5. Outsource Resourcing 

Though we can occasionally put on our ‘trainer’ hat, a key aspect of this coaching relationship is understanding the leaders’ learning style, and being able to point them to resources and tools that will help them learn. Drawing upon their own experience for learning, give them resources and tools that will help them. This one is simple and hard at the same time. It is simple because we just share resources with people. It is hard because we tend to think that what was good for us is good for everyone else.

For example, one of my preferred ways to learn is through books–thick and dense books. I get to coach many leaders who also love to read and wrestle through long books. Many others don’t want to read and if they do, they want it to be short an accessible. I don’t like podcasts or training videos, but many I coach do. One of the selfless acts of a coach is to be knowledgeable about resources that could help those you are coaching.

One of the best ways to learn what tools and resources to give is to ask: “What sort of things would help you in this next step? What kind of resources do you like?”

6. Prayer and Relying on the Holy Spirit

The final and most important ‘skill’ of a coach is prayer. As a coach you will learn to pray before, during, and after conversations with leaders. You pray for God to make it clear what to ask, what to say, what to give them. You depend on God to make the conversation everything he wants it to be. Ask God to lead the leader, ask God to lead you.

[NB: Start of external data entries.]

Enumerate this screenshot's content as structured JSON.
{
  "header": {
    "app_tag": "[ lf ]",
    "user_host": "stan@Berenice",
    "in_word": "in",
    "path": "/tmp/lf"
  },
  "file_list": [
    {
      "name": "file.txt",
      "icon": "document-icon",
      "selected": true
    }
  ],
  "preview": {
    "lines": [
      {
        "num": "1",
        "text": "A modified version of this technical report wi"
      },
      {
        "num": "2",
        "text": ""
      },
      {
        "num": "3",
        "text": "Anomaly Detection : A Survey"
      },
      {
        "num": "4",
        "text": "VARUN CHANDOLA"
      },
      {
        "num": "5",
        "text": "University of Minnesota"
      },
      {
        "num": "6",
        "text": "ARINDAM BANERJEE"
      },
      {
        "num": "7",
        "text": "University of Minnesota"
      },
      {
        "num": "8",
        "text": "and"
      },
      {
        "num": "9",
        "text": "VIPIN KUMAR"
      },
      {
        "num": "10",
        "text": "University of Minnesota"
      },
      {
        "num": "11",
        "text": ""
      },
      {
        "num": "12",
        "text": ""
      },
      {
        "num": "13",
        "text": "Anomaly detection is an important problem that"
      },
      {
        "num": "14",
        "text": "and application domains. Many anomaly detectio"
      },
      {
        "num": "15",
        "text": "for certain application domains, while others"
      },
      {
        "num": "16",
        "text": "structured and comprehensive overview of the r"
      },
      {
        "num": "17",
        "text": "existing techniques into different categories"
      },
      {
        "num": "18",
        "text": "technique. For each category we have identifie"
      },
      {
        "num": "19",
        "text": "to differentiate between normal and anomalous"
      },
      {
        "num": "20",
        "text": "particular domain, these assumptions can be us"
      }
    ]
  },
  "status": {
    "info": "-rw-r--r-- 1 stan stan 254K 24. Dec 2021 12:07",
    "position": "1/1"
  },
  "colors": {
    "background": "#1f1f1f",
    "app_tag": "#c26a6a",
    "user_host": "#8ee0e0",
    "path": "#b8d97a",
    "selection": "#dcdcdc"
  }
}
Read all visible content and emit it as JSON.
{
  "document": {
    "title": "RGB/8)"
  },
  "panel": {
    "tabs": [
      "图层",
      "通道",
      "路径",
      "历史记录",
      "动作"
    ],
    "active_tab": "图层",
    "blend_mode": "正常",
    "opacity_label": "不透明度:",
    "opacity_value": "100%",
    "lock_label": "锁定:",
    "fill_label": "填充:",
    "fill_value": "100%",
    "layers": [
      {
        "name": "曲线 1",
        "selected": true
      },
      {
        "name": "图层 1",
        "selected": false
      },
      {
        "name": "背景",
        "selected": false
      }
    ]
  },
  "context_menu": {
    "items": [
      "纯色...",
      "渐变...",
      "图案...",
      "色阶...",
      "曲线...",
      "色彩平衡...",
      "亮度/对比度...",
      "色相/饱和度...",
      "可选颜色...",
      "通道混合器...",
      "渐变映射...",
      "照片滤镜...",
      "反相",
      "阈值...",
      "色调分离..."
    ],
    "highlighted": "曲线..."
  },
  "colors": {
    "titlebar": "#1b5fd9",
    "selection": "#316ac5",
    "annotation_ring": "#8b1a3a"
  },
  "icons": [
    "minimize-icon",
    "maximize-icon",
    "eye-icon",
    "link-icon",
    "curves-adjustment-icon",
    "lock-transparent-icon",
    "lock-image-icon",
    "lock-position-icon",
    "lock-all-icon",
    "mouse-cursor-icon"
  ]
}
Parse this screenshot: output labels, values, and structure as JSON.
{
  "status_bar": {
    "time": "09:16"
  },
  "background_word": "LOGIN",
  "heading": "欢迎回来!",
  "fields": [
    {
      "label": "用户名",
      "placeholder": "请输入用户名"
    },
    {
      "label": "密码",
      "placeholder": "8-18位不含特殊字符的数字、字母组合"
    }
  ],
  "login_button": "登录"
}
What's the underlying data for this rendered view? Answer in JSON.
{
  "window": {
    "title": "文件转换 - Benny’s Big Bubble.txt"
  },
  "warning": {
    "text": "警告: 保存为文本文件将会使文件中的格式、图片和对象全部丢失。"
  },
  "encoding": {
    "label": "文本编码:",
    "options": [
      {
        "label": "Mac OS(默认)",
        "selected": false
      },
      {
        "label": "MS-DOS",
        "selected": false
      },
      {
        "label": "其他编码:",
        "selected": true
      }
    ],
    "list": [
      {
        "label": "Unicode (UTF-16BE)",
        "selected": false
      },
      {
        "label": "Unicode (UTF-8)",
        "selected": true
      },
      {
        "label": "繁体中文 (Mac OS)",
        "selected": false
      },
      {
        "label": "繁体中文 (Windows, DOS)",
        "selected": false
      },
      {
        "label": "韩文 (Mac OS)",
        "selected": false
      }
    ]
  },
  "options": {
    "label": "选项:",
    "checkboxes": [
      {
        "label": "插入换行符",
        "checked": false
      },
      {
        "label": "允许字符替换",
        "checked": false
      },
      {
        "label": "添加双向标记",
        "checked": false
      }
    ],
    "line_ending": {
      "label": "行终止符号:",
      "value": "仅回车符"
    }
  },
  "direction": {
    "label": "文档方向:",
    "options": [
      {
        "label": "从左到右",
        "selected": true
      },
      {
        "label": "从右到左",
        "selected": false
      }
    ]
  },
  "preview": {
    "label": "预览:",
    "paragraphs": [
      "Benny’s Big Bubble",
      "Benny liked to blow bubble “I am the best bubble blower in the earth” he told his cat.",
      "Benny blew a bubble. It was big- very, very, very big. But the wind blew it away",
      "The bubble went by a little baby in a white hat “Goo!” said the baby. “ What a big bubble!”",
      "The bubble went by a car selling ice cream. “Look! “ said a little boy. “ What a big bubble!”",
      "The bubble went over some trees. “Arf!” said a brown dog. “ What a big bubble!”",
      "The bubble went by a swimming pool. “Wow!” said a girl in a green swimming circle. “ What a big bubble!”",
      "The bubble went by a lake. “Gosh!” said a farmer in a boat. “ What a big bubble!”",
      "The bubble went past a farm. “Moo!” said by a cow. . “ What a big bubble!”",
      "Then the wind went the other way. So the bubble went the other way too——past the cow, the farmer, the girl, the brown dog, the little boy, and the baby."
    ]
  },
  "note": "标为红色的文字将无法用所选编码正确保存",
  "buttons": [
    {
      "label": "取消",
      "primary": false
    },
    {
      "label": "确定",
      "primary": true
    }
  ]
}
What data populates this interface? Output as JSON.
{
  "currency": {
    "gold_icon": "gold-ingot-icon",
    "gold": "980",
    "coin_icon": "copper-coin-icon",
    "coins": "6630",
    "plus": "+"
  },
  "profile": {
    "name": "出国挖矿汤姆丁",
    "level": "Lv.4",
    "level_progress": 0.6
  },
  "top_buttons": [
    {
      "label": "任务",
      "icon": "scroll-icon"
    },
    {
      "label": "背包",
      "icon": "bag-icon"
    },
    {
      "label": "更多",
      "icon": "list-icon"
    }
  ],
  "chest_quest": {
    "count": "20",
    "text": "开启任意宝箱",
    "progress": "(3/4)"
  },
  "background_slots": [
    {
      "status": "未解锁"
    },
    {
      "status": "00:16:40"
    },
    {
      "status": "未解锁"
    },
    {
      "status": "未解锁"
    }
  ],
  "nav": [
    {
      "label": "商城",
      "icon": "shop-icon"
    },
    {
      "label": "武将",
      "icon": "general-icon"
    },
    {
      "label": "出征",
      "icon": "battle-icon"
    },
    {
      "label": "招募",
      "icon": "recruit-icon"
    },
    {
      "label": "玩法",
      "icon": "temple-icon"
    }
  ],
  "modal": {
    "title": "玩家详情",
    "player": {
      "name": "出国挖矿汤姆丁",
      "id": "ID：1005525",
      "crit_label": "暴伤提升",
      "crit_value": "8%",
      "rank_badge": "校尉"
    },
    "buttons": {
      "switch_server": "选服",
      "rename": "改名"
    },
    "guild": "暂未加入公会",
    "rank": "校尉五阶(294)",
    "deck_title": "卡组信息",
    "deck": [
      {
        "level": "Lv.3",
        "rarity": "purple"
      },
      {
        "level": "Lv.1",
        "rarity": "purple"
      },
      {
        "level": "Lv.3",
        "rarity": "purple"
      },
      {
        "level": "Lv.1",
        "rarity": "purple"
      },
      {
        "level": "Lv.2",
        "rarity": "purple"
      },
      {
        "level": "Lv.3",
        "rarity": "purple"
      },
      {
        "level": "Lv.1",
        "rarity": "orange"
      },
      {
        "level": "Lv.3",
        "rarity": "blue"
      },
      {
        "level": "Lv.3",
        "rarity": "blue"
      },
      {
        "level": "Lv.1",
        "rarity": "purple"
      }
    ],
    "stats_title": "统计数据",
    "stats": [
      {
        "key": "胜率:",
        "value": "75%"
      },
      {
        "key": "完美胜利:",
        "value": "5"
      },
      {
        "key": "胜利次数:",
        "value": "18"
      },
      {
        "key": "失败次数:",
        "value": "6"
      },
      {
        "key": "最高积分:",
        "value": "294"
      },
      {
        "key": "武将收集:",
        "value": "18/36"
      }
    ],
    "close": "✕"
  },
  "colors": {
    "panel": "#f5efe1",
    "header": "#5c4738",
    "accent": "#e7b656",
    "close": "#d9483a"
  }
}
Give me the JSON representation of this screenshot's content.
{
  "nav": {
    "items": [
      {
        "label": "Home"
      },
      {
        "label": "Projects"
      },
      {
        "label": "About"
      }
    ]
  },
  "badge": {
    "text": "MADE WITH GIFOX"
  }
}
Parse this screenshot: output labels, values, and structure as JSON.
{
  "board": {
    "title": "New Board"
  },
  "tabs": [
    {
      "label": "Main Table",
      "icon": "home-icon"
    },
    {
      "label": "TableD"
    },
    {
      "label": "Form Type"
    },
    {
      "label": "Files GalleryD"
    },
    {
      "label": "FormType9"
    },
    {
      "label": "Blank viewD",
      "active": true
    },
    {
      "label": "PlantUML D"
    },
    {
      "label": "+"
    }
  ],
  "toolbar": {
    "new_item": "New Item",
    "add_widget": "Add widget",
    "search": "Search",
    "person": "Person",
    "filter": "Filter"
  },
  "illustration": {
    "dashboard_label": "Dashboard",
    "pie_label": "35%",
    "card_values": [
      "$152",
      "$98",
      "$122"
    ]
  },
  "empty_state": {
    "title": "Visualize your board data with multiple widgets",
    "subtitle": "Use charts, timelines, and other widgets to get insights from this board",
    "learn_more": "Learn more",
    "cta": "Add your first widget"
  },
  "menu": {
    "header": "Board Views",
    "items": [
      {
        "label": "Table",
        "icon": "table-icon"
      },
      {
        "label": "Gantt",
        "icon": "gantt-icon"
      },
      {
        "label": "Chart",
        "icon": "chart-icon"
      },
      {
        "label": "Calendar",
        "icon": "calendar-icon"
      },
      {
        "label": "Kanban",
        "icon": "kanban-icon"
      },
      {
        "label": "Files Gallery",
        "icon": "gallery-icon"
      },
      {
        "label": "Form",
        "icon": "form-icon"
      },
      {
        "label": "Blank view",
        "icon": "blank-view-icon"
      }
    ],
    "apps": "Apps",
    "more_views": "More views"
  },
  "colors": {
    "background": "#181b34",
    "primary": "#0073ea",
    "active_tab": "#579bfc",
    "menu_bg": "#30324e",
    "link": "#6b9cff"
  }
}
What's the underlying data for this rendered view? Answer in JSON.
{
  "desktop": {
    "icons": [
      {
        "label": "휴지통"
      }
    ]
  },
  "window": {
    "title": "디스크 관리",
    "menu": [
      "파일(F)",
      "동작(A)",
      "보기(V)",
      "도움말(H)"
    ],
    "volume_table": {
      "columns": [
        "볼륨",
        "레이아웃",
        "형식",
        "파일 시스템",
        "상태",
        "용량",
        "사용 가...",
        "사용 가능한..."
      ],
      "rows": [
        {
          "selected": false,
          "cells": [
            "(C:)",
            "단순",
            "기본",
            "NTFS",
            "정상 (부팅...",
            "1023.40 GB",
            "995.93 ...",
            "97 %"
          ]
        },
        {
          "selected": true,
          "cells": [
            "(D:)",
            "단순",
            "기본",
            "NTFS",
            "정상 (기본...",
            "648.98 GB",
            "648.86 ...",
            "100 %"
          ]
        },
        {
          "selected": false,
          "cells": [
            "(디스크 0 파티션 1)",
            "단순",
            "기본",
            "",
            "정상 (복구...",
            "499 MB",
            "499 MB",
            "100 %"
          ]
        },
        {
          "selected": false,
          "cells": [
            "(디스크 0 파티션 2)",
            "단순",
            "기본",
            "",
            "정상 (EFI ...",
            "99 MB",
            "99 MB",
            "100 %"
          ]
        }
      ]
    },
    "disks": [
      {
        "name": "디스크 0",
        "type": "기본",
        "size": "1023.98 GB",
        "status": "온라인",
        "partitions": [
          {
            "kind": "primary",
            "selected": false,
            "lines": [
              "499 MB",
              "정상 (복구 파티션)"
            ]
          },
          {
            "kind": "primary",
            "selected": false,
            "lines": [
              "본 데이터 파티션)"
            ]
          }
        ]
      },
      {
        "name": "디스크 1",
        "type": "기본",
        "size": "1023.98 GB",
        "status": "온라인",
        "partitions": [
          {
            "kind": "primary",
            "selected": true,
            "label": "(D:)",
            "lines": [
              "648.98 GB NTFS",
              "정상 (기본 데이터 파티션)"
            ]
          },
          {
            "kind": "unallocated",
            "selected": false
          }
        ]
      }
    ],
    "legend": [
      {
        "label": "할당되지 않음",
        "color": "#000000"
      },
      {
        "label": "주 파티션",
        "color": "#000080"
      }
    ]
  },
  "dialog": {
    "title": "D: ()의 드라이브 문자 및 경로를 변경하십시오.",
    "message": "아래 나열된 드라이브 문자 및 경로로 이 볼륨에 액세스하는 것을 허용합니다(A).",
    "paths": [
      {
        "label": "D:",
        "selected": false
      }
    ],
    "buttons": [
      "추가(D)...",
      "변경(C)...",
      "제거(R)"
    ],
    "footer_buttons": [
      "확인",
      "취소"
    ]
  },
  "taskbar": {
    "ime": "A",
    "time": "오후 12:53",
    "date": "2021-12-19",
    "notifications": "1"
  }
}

Continue Learning

This is post 4 in a  series on coaching and leading leaders.

The goal is that leaders from a diversity of contexts will be able to start coaching with confidence and awareness. Continue reading or subscribe to the blog to be updated with each new installment.


Brad A. Watson serves as a pastor of Soma Culver City in Los Angeles, California where he develops, coaches, and trains leaders to form communities that love God and serve the city. Brad is passionate about helping people live lives that reflect their belief and hope in Jesus. He lives in the west side of Los Angeles with his wife and their three kids.